Many factors such as your unique psychological make-up, your past relationship experience, current life and relationship stage, values, life circumstances, and even career can all impact what works for a person at any given time. Dr. Zhana breaks all of these down in her course to help you figure out which relationship type is ideal for you right now.
Question: Do you think relationship styles and ethical non-monogamy have a place in high school sex education classes?
Answer: Yes, I think young people should be taught in school what their relationship options are. Having young people understand that there are multiple types of ethical relationships would help them navigate love and sex in a healthier way. It would save them a lot of strife in the future and prevent cheating.
Infidelity, Jealousy, & The Hard Parts Of Non-Monogamy

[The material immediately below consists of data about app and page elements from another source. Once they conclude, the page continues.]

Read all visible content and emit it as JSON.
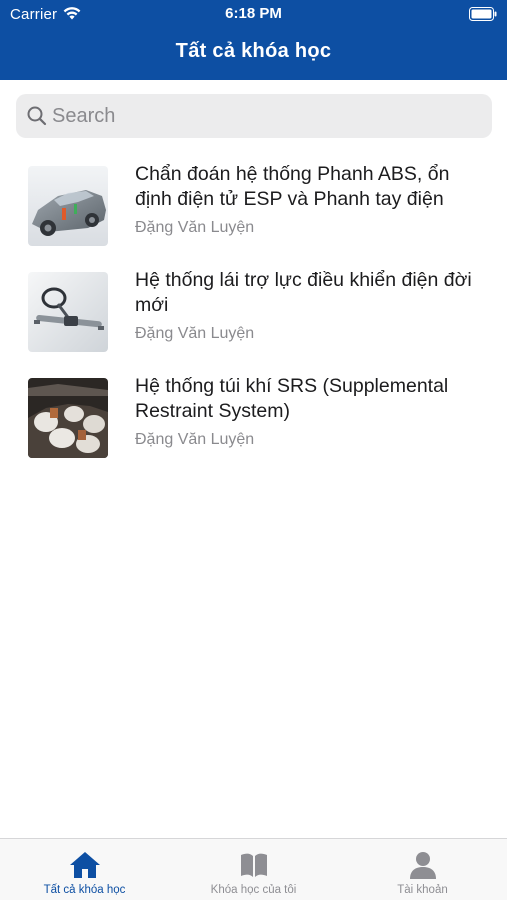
{
  "status_bar": {
    "carrier": "Carrier",
    "time": "6:18 PM"
  },
  "nav": {
    "title": "Tất cả khóa học"
  },
  "search": {
    "placeholder": "Search",
    "value": ""
  },
  "courses": [
    {
      "title": "Chẩn đoán hệ thống Phanh ABS, ổn định điện tử ESP và Phanh tay điện",
      "author": "Đặng Văn Luyện",
      "thumbnail": "car-brake-system"
    },
    {
      "title": "Hệ thống lái trợ lực điều khiển điện đời mới",
      "author": "Đặng Văn Luyện",
      "thumbnail": "electric-power-steering"
    },
    {
      "title": "Hệ thống túi khí SRS (Supplemental Restraint System)",
      "author": "Đặng Văn Luyện",
      "thumbnail": "airbag-system"
    }
  ],
  "tabs": [
    {
      "label": "Tất cả khóa học",
      "icon": "home-icon",
      "active": true
    },
    {
      "label": "Khóa học của tôi",
      "icon": "book-icon",
      "active": false
    },
    {
      "label": "Tài khoản",
      "icon": "user-icon",
      "active": false
    }
  ],
  "colors": {
    "primary": "#0d4fa3",
    "inactive_tab": "#8e8e93",
    "search_bg": "#ececed"
  }
}
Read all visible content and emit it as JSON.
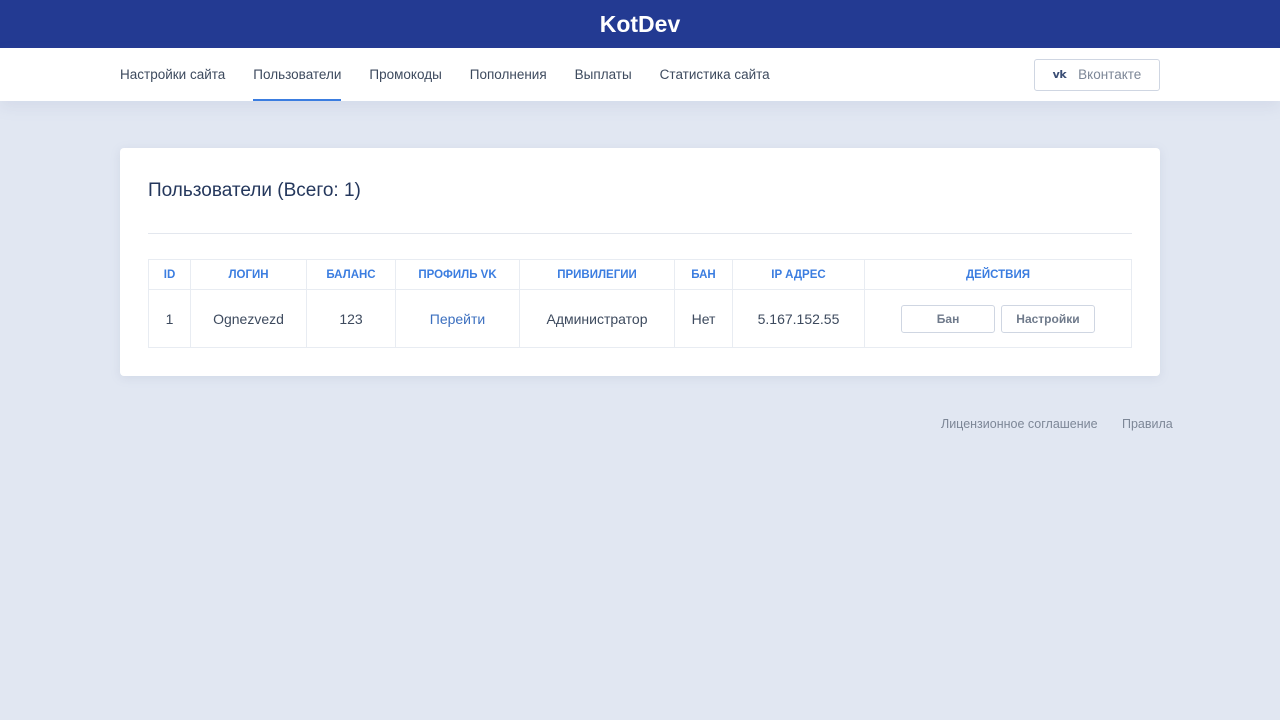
{
  "header": {
    "brand": "KotDev"
  },
  "nav": {
    "items": [
      {
        "label": "Настройки сайта"
      },
      {
        "label": "Пользователи"
      },
      {
        "label": "Промокоды"
      },
      {
        "label": "Пополнения"
      },
      {
        "label": "Выплаты"
      },
      {
        "label": "Статистика сайта"
      }
    ],
    "active_index": 1,
    "vk_icon": "vk-icon",
    "vk_label": "Вконтакте"
  },
  "users": {
    "title": "Пользователи (Всего: 1)",
    "columns": [
      "ID",
      "Логин",
      "Баланс",
      "Профиль VK",
      "Привилегии",
      "Бан",
      "IP адрес",
      "Действия"
    ],
    "rows": [
      {
        "id": "1",
        "login": "Ognezvezd",
        "balance": "123",
        "vk_profile": "Перейти",
        "privileges": "Администратор",
        "ban": "Нет",
        "ip": "5.167.152.55",
        "ban_button": "Бан",
        "settings_button": "Настройки"
      }
    ]
  },
  "footer": {
    "license": "Лицензионное соглашение",
    "rules": "Правила"
  },
  "colors": {
    "topbar": "#233a92",
    "accent": "#3b7de0",
    "background": "#e1e7f2"
  }
}
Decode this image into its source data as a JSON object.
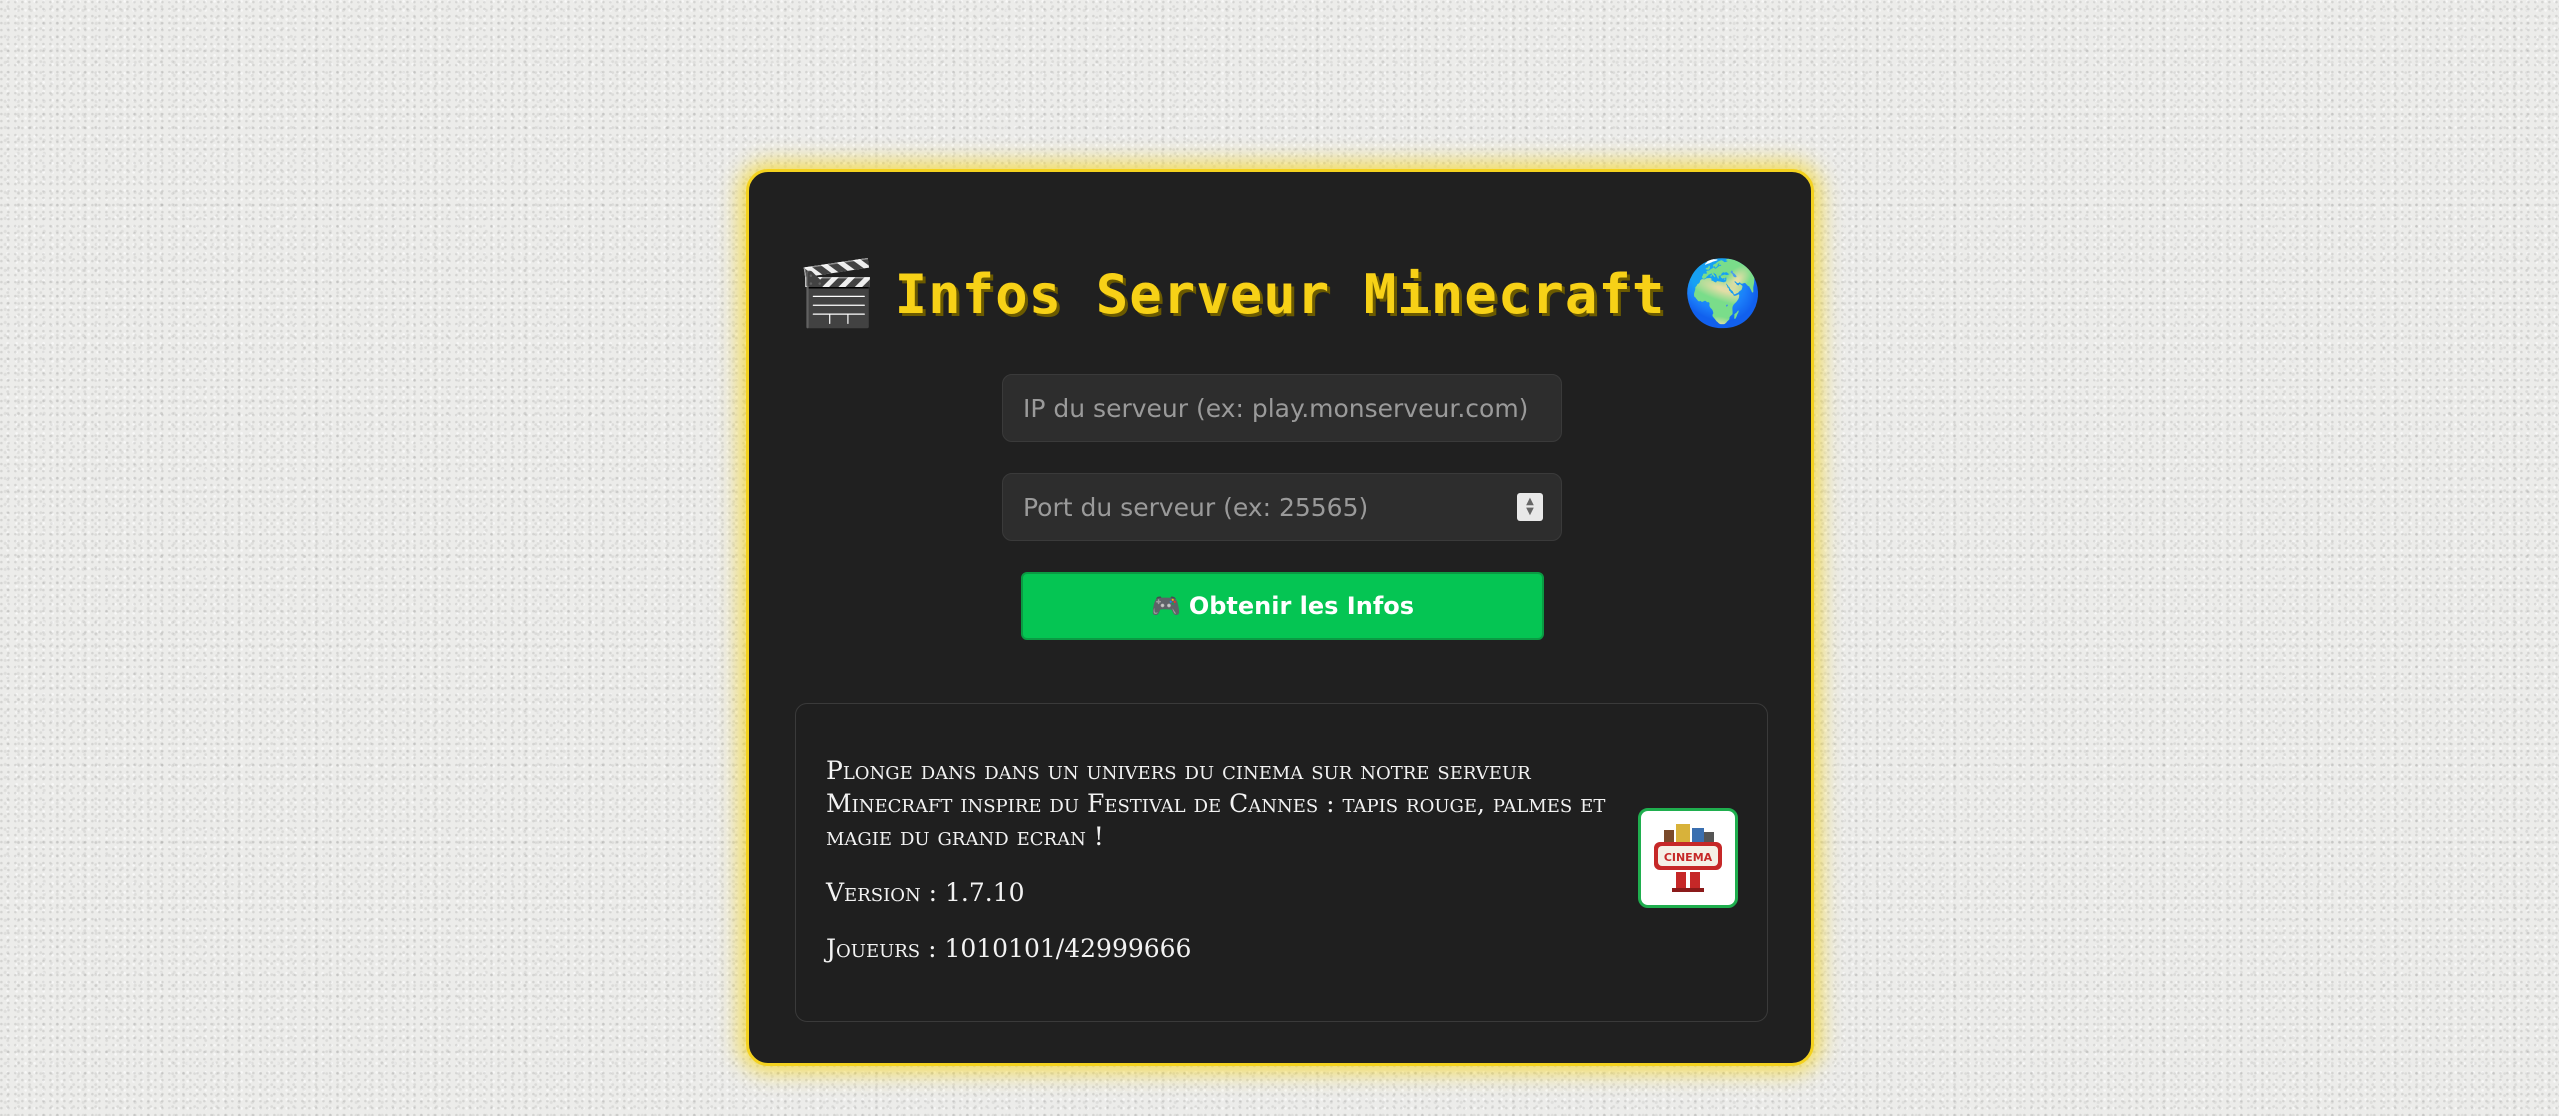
{
  "header": {
    "left_emoji": "🎬",
    "title": "Infos Serveur Minecraft",
    "right_emoji": "🌍"
  },
  "form": {
    "ip_placeholder": "IP du serveur (ex: play.monserveur.com)",
    "port_placeholder": "Port du serveur (ex: 25565)",
    "submit_icon": "🎮",
    "submit_label": "Obtenir les Infos"
  },
  "server_info": {
    "description": "Plonge dans dans un univers du cinema sur notre serveur Minecraft inspire du Festival de Cannes : tapis rouge, palmes et magie du grand ecran !",
    "version": "Version : 1.7.10",
    "players": "Joueurs : 1010101/42999666",
    "icon_text": "CINEMA"
  },
  "colors": {
    "accent_yellow": "#f7d117",
    "button_green": "#05c553",
    "card_bg": "#202020"
  }
}
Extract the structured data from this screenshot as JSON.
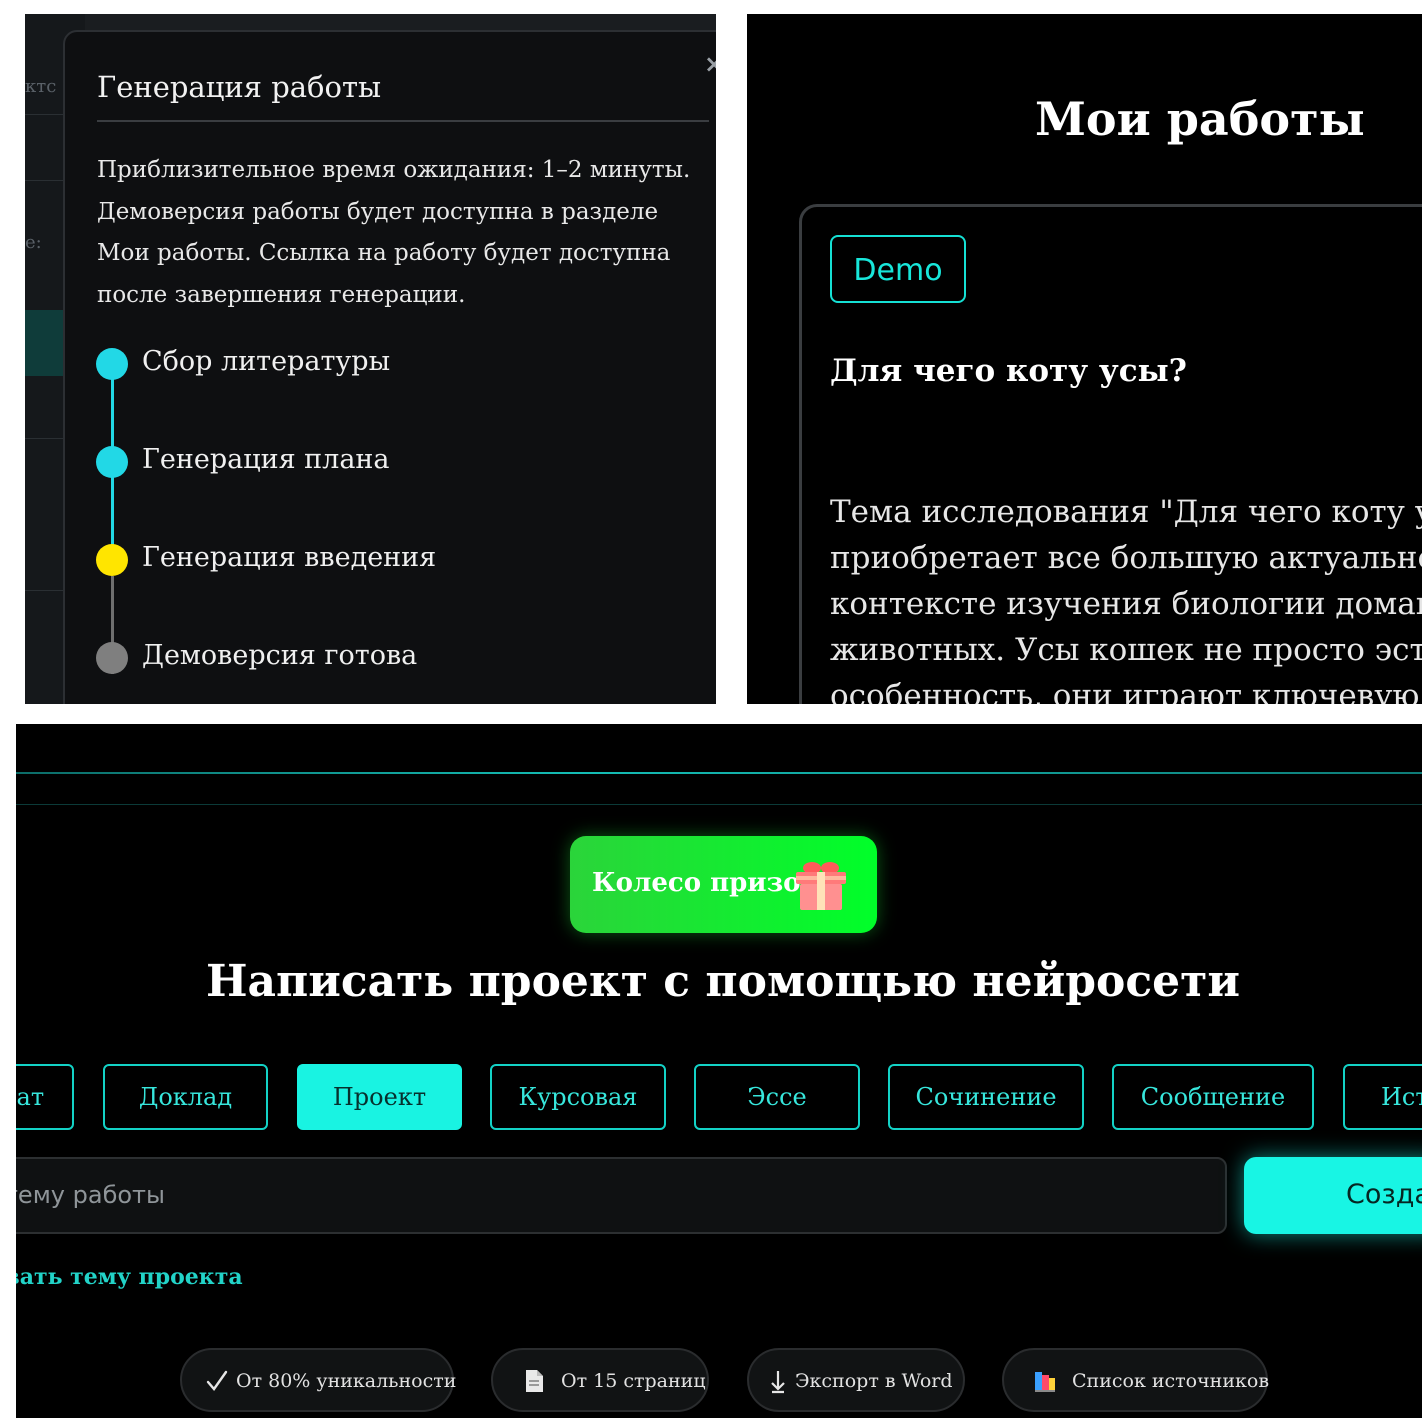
{
  "generation_modal": {
    "background_text": [
      "ктс",
      "е:"
    ],
    "close_glyph": "×",
    "title": "Генерация работы",
    "description": "Приблизительное время ожидания: 1–2 минуты. Демоверсия работы будет доступна в разделе Мои работы. Ссылка на работу будет доступна после завершения генерации.",
    "steps": [
      {
        "label": "Сбор литературы",
        "status": "done",
        "color": "#22d8e6"
      },
      {
        "label": "Генерация плана",
        "status": "done",
        "color": "#22d8e6"
      },
      {
        "label": "Генерация введения",
        "status": "in-progress",
        "color": "#ffe500"
      },
      {
        "label": "Демоверсия готова",
        "status": "pending",
        "color": "#7f7f7f"
      }
    ]
  },
  "my_works": {
    "title": "Мои работы",
    "card": {
      "badge": "Demo",
      "heading": "Для чего коту усы?",
      "text_lines": [
        "Тема исследования \"Для чего коту усы?\"",
        "приобретает все большую актуальность в",
        "контексте изучения биологии домашних",
        "животных. Усы кошек не просто эстетическая",
        "особенность, они играют ключевую роль"
      ]
    }
  },
  "landing": {
    "prize_button": "Колесо призов",
    "title": "Написать проект с помощью нейросети",
    "work_types": [
      {
        "label": "Реферат",
        "active": false
      },
      {
        "label": "Доклад",
        "active": false
      },
      {
        "label": "Проект",
        "active": true
      },
      {
        "label": "Курсовая",
        "active": false
      },
      {
        "label": "Эссе",
        "active": false
      },
      {
        "label": "Сочинение",
        "active": false
      },
      {
        "label": "Сообщение",
        "active": false
      },
      {
        "label": "Истории",
        "active": false
      }
    ],
    "topic_placeholder": "Введите тему работы",
    "create_button": "Создать",
    "suggest_link": "Подсказать тему проекта",
    "features": [
      {
        "label": "От 80% уникальности",
        "icon": "check-icon"
      },
      {
        "label": "От 15 страниц",
        "icon": "document-icon"
      },
      {
        "label": "Экспорт в Word",
        "icon": "download-icon"
      },
      {
        "label": "Список источников",
        "icon": "books-icon"
      }
    ],
    "colors": {
      "accent": "#19f3e2",
      "prize_green": "#00ff29"
    }
  }
}
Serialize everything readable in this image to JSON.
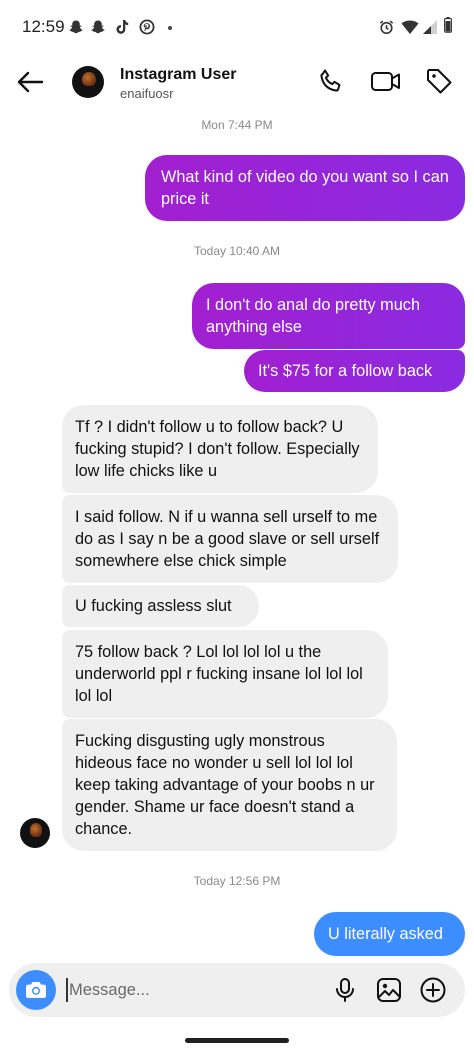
{
  "status_bar": {
    "time": "12:59",
    "icons": [
      "snapchat-icon",
      "snapchat-icon",
      "tiktok-icon",
      "pinterest-icon",
      "dot-icon",
      "alarm-icon",
      "wifi-icon",
      "signal-icon",
      "battery-icon"
    ]
  },
  "header": {
    "name": "Instagram User",
    "username": "enaifuosr",
    "icons": [
      "back-arrow-icon",
      "phone-icon",
      "video-camera-icon",
      "tag-icon"
    ]
  },
  "timestamps": [
    "Mon 7:44 PM",
    "Today 10:40 AM",
    "Today 12:56 PM"
  ],
  "messages": [
    {
      "from": "me",
      "text": "What kind of video do you want so I can price it"
    },
    {
      "from": "me",
      "text": "I don't do anal do pretty much anything else"
    },
    {
      "from": "me",
      "text": "It's $75 for a follow back"
    },
    {
      "from": "them",
      "text": "Tf ? I didn't follow u to follow back? U fucking stupid? I don't follow. Especially low life chicks like u"
    },
    {
      "from": "them",
      "text": "I said follow. N if u wanna sell urself to me do as I say n be a good slave or sell urself somewhere else chick simple"
    },
    {
      "from": "them",
      "text": "U fucking assless slut"
    },
    {
      "from": "them",
      "text": "75 follow back ? Lol lol lol lol u the underworld ppl r fucking insane lol lol lol lol lol"
    },
    {
      "from": "them",
      "text": "Fucking disgusting ugly monstrous hideous face no wonder u sell lol lol lol keep taking advantage of your boobs n ur gender. Shame ur face doesn't stand a chance."
    },
    {
      "from": "me",
      "text": "U literally asked"
    }
  ],
  "composer": {
    "placeholder": "Message...",
    "icons": [
      "camera-icon",
      "microphone-icon",
      "gallery-icon",
      "plus-circle-icon"
    ]
  },
  "colors": {
    "sent_gradient_start": "#a21fd0",
    "sent_gradient_end": "#8a2be2",
    "sent_blue": "#3c8dff",
    "received_bg": "#efefef",
    "camera_button": "#3c8dff"
  }
}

One of the first concerns of nearly anyone hesitant to try non-monogamy is that they (or their partner) will become too jealous or that it may take an emotional toll on them or the relationship. This is a valid concern. While you may be open-minded, some people will inevitably discover that non-monogamy isn’t right for them. This is—of course—okay, but it can place a relationship in jeopardy.
Question: I have heard people say that any jealousy within a relationship is bad/unhealthy. What do you think and how can you approach jealousy in a healthy way? Are there times when jealousy is unhealthy?
Answer: Jealousy itself is not a problem. We cannot help our feelings of jealousy and it does not inherently mean that a relationship is unhealthy. However, it is important for the jealous party to examine what is causing these feelings and whether it may be connected to feeling insecure in a relationship, feelings of self-worth, or countless other contributing factors. This is a time for self-reflection as well as discussing these feelings as a couple. Setting boundaries and open communication are key in any relationship, but especially in non-monogamy.
In general, Dr. Zhana recommends that people interested in non-monogamy work with a professional at the beginning of their journey. Whether it be alone or as a couple, this can help create a more seamless and enjoyable experience for everyone. Dr. Zhana’s Open Smarter course is a good foundation for understanding non-monogamy, getting started, and breaking down stigmas associated with relationships that do not follow strict monogamy.
Question: Is infidelity still possible in a negotiated non-monogamy relationship?
Answer: Yes, if a partner crosses set boundaries or stipulations previously agreed upon, this may be considered infidelity. At the very least, it may be a form of disrespect or disregard for their partner.
Non-monogamy comes naturally to some. But, others—whether partners of non-monogamous people or simply those wanting to explore more—tend to benefit from having a guide to non-monogamy. Even people in established monogamous relationships who do not plan to become any form of non-monogamous can benefit from learning about non-monogamy and how you can bring it into the bedroom, even in a strictly monogamous relationship.
Open Smarter With Dr. Zhana Vrangalova & Erosscia
Dr. Zhana Vrangalova’s Open Smarter course culminates a decade of scientific research and thirty years of non-monogamy exploration into one course. It allows you to discover your unique psychological needs and learn everything there is to know about non-monogamy, and if it may be right for you. Erosscia supports all types of safe, ethical relationships. Our toys are used by people and couples of all gender identities, sexualities, and relationship orientations (learn more about how to safely use a sex toy with multiple partners).
Erosscia is proud to offer our customers and followers 30% off Dr. Zhana’s Open Smarter course. Instead of the already heavily discounted price of $697, you can use this link or the code “PLEASUREPOD” at checkout to get the entire Open Smarter course for $488.